** Opening ENTRIES SUPPLIED block **
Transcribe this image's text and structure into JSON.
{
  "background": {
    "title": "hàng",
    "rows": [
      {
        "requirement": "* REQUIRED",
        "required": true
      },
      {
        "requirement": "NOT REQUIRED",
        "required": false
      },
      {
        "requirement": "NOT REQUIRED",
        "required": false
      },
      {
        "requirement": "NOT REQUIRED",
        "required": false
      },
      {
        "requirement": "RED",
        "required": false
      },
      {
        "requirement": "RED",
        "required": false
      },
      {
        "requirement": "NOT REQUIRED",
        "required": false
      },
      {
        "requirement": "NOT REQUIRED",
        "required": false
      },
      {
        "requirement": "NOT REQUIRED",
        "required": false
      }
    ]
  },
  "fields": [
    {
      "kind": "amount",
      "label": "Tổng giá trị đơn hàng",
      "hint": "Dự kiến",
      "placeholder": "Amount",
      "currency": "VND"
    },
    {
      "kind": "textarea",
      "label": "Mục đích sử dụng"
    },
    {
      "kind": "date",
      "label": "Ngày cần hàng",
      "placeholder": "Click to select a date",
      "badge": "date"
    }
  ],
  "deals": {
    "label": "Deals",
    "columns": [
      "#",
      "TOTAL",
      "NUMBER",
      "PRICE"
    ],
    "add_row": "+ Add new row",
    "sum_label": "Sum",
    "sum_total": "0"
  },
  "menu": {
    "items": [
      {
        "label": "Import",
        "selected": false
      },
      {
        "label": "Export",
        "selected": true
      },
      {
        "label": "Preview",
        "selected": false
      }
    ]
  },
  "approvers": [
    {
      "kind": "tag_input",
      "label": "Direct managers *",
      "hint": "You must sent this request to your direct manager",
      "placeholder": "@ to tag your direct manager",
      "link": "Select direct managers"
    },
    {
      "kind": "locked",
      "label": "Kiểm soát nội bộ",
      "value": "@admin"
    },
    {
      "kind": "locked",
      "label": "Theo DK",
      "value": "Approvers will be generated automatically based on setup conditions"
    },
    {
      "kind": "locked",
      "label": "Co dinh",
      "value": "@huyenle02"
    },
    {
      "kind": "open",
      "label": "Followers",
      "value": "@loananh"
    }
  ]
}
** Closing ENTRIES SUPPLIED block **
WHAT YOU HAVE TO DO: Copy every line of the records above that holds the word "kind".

RESPONSE:
      "kind": "amount",
      "kind": "textarea",
      "kind": "date",
      "kind": "tag_input",
      "kind": "locked",
      "kind": "locked",
      "kind": "locked",
      "kind": "open",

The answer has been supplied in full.